The United Nations High Commissioner for Human Rights has issued a strongly worded statement against the Citizenship Amendment Act. The statement says, “We are concerned that India’s new Citizenship (Amendment) Act 2019 is fundamentally discriminatory in nature.” It adds, “The amended law would appear to undermine the commitment to equality before the law enshrined in India’s constitution and India’s obligations under the International Covenant on Civil and Political Rights and the Convention for the Elimination of Racial Discrimination, to which Indian is a State party, which prohibit discrimination based on racial, ethnic or religious grounds.”
While the UN welcomes India’s “goal of protecting persecuted groups”, it advocates that this should be done “through a robust national asylum system that is premised on the principle of equality and non-discrimination, and which applies to all people in need of protection from persecution and other human rights violations, with no distinction as to race, religion, national origin or other prohibited grounds.”
The UN also raises concerns about casualties and injuries during anti-CAA protests, and calls on authorities “to respect the right to peaceful assembly, and to abide by international norms and standards on the use of force when responding to protests. All sides should refrain from resorting to violence.” The entire statement may be read here.
Meanwhile, the United States has issued a travel alert saying, “U.S. citizens in the northeastern states of India should exercise caution in light of media reports of protests and violence in response to the approval of the Citizenship (Amendment) Bill. Government curfews are in place in some areas. Internet and mobile communications may be disrupted. Transport may be affected in various parts of the region. Protests have also been reported in other parts of the country. The U.S. government has temporarily suspended official travel to Assam.”
The US State Department also weighed in on the subject of CAB. “We are closely following developments regarding the Citizenship Amendment Bill. Respect for religious freedom and equal treatment under the law are fundamental principles of our two democracies,” a State Department spokesperson said on Thursday, as reported by The Wire. The bill has since then received Presidential assent and become law.
Canada has also issued a travel advisory against all non-essential travel to six North Easterns states; Arunachal Pradesh, Assam, Manipur, Meghalaya, Mizoram and Nagaland, in wake of conflict in the region. It has advised against any travel to areas along the Indian borders with both, Bangladesh and Pakistan. Canada has also advised its citizens to avoid all travel to Jammu and Kashmir.
UK’s Foreign and Commonwealth office (FCO) also issued and advisory saying, “Demonstrations against the Citizenship Amendment Bill (CAB) are taking place in some parts of the country. There have been reports of violent protest in North East India, especially in Assam and Tripura. An indefinite curfew has been imposed in Guwahati (Assam) and mobile internet services have been suspended in 10 districts of Assam. Transport may be affected in various parts of the region. You should exercise caution if you’re planning to travel in North East India, monitor local media for the latest information, follow instructions of the local authorities and allow more time for travel.”

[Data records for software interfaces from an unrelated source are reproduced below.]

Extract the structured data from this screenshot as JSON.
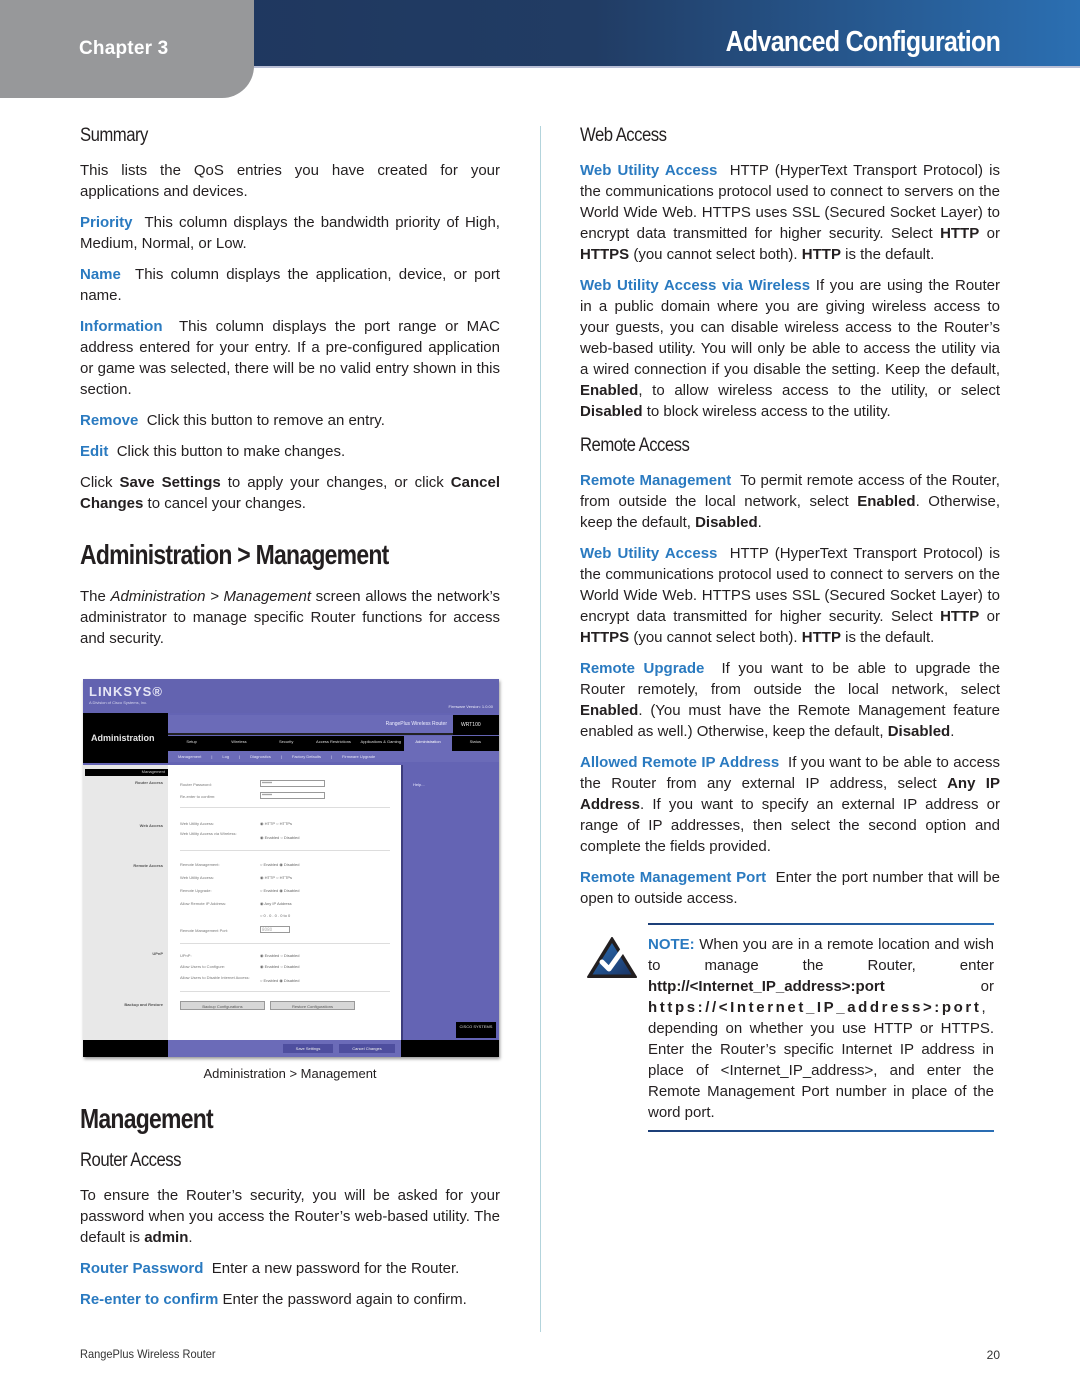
{
  "header": {
    "chapter": "Chapter 3",
    "title": "Advanced Configuration",
    "accent_color": "#1e355c",
    "term_color": "#2a7ac0"
  },
  "left": {
    "summary": {
      "heading": "Summary",
      "intro": "This lists the QoS entries you have created for your applications and devices.",
      "items": [
        {
          "term": "Priority",
          "text": "This column displays the bandwidth priority of High, Medium, Normal, or Low."
        },
        {
          "term": "Name",
          "text": "This column displays the application, device, or port name."
        },
        {
          "term": "Information",
          "text": "This column displays the port range or MAC address entered for your entry. If a pre-configured application or game was selected, there will be no valid entry shown in this section."
        },
        {
          "term": "Remove",
          "text": "Click this button to remove an entry."
        },
        {
          "term": "Edit",
          "text": "Click this button to make changes."
        }
      ],
      "closing": {
        "pre": "Click ",
        "b1": "Save Settings",
        "mid": " to apply your changes, or click ",
        "b2": "Cancel Changes",
        "post": " to cancel your changes."
      }
    },
    "admin_section": {
      "heading": "Administration > Management",
      "intro_pre": "The ",
      "intro_italic": "Administration > Management",
      "intro_post": " screen allows the network’s administrator to manage specific Router functions for access and security."
    },
    "screenshot": {
      "logo": "LINKSYS®",
      "logo_sub": "A Division of Cisco Systems, Inc.",
      "firmware": "Firmware Version: 1.0.00",
      "section": "Administration",
      "product": "RangePlus Wireless Router",
      "model": "WRT100",
      "tabs": [
        "Setup",
        "Wireless",
        "Security",
        "Access Restrictions",
        "Applications & Gaming",
        "Administration",
        "Status"
      ],
      "active_tab": "Administration",
      "subtabs": [
        "Management",
        "|",
        "Log",
        "|",
        "Diagnostics",
        "|",
        "Factory Defaults",
        "|",
        "Firmware Upgrade"
      ],
      "left_head": "Management",
      "left_items": [
        "Router Access",
        "Web Access",
        "Remote Access",
        "UPnP",
        "Backup and Restore"
      ],
      "rows": [
        {
          "label": "Router Password:",
          "value": "*****"
        },
        {
          "label": "Re-enter to confirm:",
          "value": "*****"
        },
        {
          "label": "Web Utility Access:",
          "value": "◉ HTTP  ○ HTTPs"
        },
        {
          "label": "Web Utility Access via Wireless:",
          "value": "◉ Enabled  ○ Disabled"
        },
        {
          "label": "Remote Management:",
          "value": "○ Enabled  ◉ Disabled"
        },
        {
          "label": "Web Utility Access:",
          "value": "◉ HTTP  ○ HTTPs"
        },
        {
          "label": "Remote Upgrade:",
          "value": "○ Enabled  ◉ Disabled"
        },
        {
          "label": "Allow Remote IP Address:",
          "value": "◉ Any IP Address"
        },
        {
          "label": "",
          "value": "○ 0 . 0 . 0 . 0 to 0"
        },
        {
          "label": "Remote Management Port:",
          "value": "8080"
        },
        {
          "label": "UPnP:",
          "value": "◉ Enabled  ○ Disabled"
        },
        {
          "label": "Allow Users to Configure:",
          "value": "◉ Enabled  ○ Disabled"
        },
        {
          "label": "Allow Users to Disable Internet Access:",
          "value": "○ Enabled  ◉ Disabled"
        }
      ],
      "backup_button": "Backup Configurations",
      "restore_button": "Restore Configurations",
      "help_link": "Help...",
      "cisco": "CISCO SYSTEMS",
      "save_button": "Save Settings",
      "cancel_button": "Cancel Changes"
    },
    "caption": "Administration > Management",
    "management": {
      "heading": "Management",
      "router_access_heading": "Router Access",
      "router_access_intro_pre": "To ensure the Router’s security, you will be asked for your password when you access the Router’s web-based utility. The default is ",
      "router_access_intro_bold": "admin",
      "router_access_intro_post": ".",
      "items": [
        {
          "term": "Router Password",
          "text": "Enter a new password for the Router."
        },
        {
          "term": "Re-enter to confirm",
          "text": "Enter the password again to confirm."
        }
      ]
    }
  },
  "right": {
    "web_access": {
      "heading": "Web Access",
      "wua_term": "Web Utility Access",
      "wua_text_1": "HTTP (HyperText Transport Protocol) is the communications protocol used to connect to servers on the World Wide Web. HTTPS uses SSL (Secured Socket Layer) to encrypt data transmitted for higher security. Select ",
      "b_http": "HTTP",
      "or": " or ",
      "b_https": "HTTPS",
      "wua_text_2": " (you cannot select both). ",
      "wua_text_3": " is the default.",
      "wireless_term": "Web Utility Access via Wireless",
      "wireless_text_1": "If you are using the Router in a public domain where you are giving wireless access to your guests, you can disable wireless access to the Router’s web-based utility. You will only be able to access the utility via a wired connection if you disable the setting. Keep the default, ",
      "b_enabled": "Enabled",
      "wireless_text_2": ", to allow wireless access to the utility, or select ",
      "b_disabled": "Disabled",
      "wireless_text_3": " to block wireless access to the utility."
    },
    "remote_access": {
      "heading": "Remote Access",
      "rm_term": "Remote Management",
      "rm_text_1": "To permit remote access of the Router, from outside the local network, select ",
      "rm_b1": "Enabled",
      "rm_text_2": ". Otherwise, keep the default, ",
      "rm_b2": "Disabled",
      "rm_text_3": ".",
      "wua_term": "Web Utility Access",
      "wua_text_1": "HTTP (HyperText Transport Protocol) is the communications protocol used to connect to servers on the World Wide Web. HTTPS uses SSL (Secured Socket Layer) to encrypt data transmitted for higher security. Select ",
      "b_http": "HTTP",
      "or": " or ",
      "b_https": "HTTPS",
      "wua_text_2": " (you cannot select both). ",
      "wua_text_3": " is the default.",
      "ru_term": "Remote Upgrade",
      "ru_text_1": "If you want to be able to upgrade the Router remotely, from outside the local network, select ",
      "ru_b1": "Enabled",
      "ru_text_2": ". (You must have the Remote Management feature enabled as well.) Otherwise, keep the default, ",
      "ru_b2": "Disabled",
      "ru_text_3": ".",
      "ip_term": "Allowed Remote IP Address",
      "ip_text_1": "If you want to be able to access the Router from any external IP address, select ",
      "ip_b1": "Any IP Address",
      "ip_text_2": ". If you want to specify an external IP address or range of IP addresses, then select the second option and complete the fields provided.",
      "port_term": "Remote Management Port",
      "port_text": "Enter the port number that will be open to outside access."
    },
    "note": {
      "label": "NOTE:",
      "text_1": " When you are in a remote location and wish to manage the Router, enter ",
      "url_http": "http://<Internet_IP_address>:port",
      "or": " or ",
      "url_https": "https://<Internet_IP_address>:port",
      "text_2": ", depending on whether you use HTTP or HTTPS. Enter the Router’s specific Internet IP address in place of <Internet_IP_address>, and enter the Remote Management Port number in place of the word port."
    }
  },
  "footer": {
    "product": "RangePlus Wireless Router",
    "page": "20"
  }
}
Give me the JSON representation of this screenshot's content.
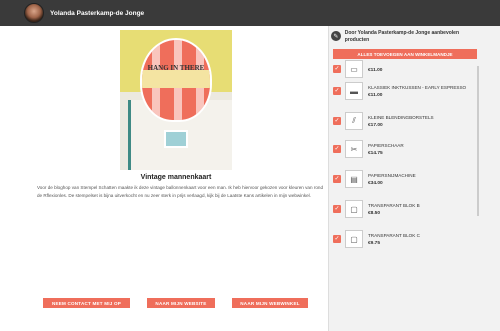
{
  "header": {
    "name": "Yolanda Pasterkamp-de Jonge"
  },
  "main": {
    "photo_text": "HANG IN THERE",
    "title": "Vintage mannenkaart",
    "description": "Voor de bloghop van Stempel Schatten maakte ik deze vintage ballonnenkaart voor een man. Ik heb hiervoor gekozen voor kleuren van rond de Rflexionles. De stempelset is bijna uitverkocht en nu zeer sterk in prijs verlaagd, kijk bij de Laatste Kans artikelen in mijn webwinkel.",
    "buttons": [
      "NEEM CONTACT MET MIJ OP",
      "NAAR MIJN WEBSITE",
      "NAAR MIJN WEBWINKEL"
    ]
  },
  "sidebar": {
    "heading": "Door Yolanda Pasterkamp-de Jonge aanbevolen producten",
    "add_all": "ALLES TOEVOEGEN AAN WINKELMANDJE",
    "items": [
      {
        "name": "",
        "price": "€11.00",
        "icon": "cushion-icon"
      },
      {
        "name": "KLASSIEK INKTKUSSEN - EARLY ESPRESSO",
        "price": "€11.00",
        "icon": "ink-pad-icon"
      },
      {
        "name": "KLEINE BLENDINGBORSTELS",
        "price": "€17.00",
        "icon": "brush-icon"
      },
      {
        "name": "PAPIERSCHAAR",
        "price": "€14.75",
        "icon": "scissors-icon"
      },
      {
        "name": "PAPIERSNIJMACHINE",
        "price": "€34.00",
        "icon": "paper-trimmer-icon"
      },
      {
        "name": "TRANSPARANT BLOK B",
        "price": "€8.50",
        "icon": "block-icon"
      },
      {
        "name": "TRANSPARANT BLOK C",
        "price": "€9.75",
        "icon": "block-icon"
      }
    ]
  }
}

Meanwhile, Pakistani Prime Minister Imran Khan condemned the CAA tweeting, “India, under Modi, has been moving systematically with its Hindu Supremacist agenda. Starting with illegal annexation & continuing siege of IOJK; then stripping 2 mn Indian Muslim in Assam of citizenship, setting up internment camps; now the passage of Citizenship Amendment Law;”
Earlier Bangladesh’s Foreign Minister Abdul Momen cancelled his visit to India citing a clash in his itinerary. A press release from the Bangladesh High Commission in New Delhi said that Momen’s presence was required “in two important national events – the observance of Martyred Intellectuals Day on December 14 and the Victory Day on December 16. The events coincide with his planned visit to India.” But it is noteworthy that around the same time, Momen had condemned Indian Home Minister Amit Shah’s allegations of minority repression in Bangladesh. Momen told Dhaka Tribune, “What they are saying in regards to torture on Hindus is unwarranted as well as untrue. There are a very few countries in the world where communal harmony is as good as in Bangladesh. We have no minorities. We are all equal. If he [Amit Shah] stayed in Bangladesh for a few months, he would see the exemplary communal harmony in our country.”
Recently Japanese Prime Minister Shinzo Abe also cancelled his trip to Guwahati amidst security concerns.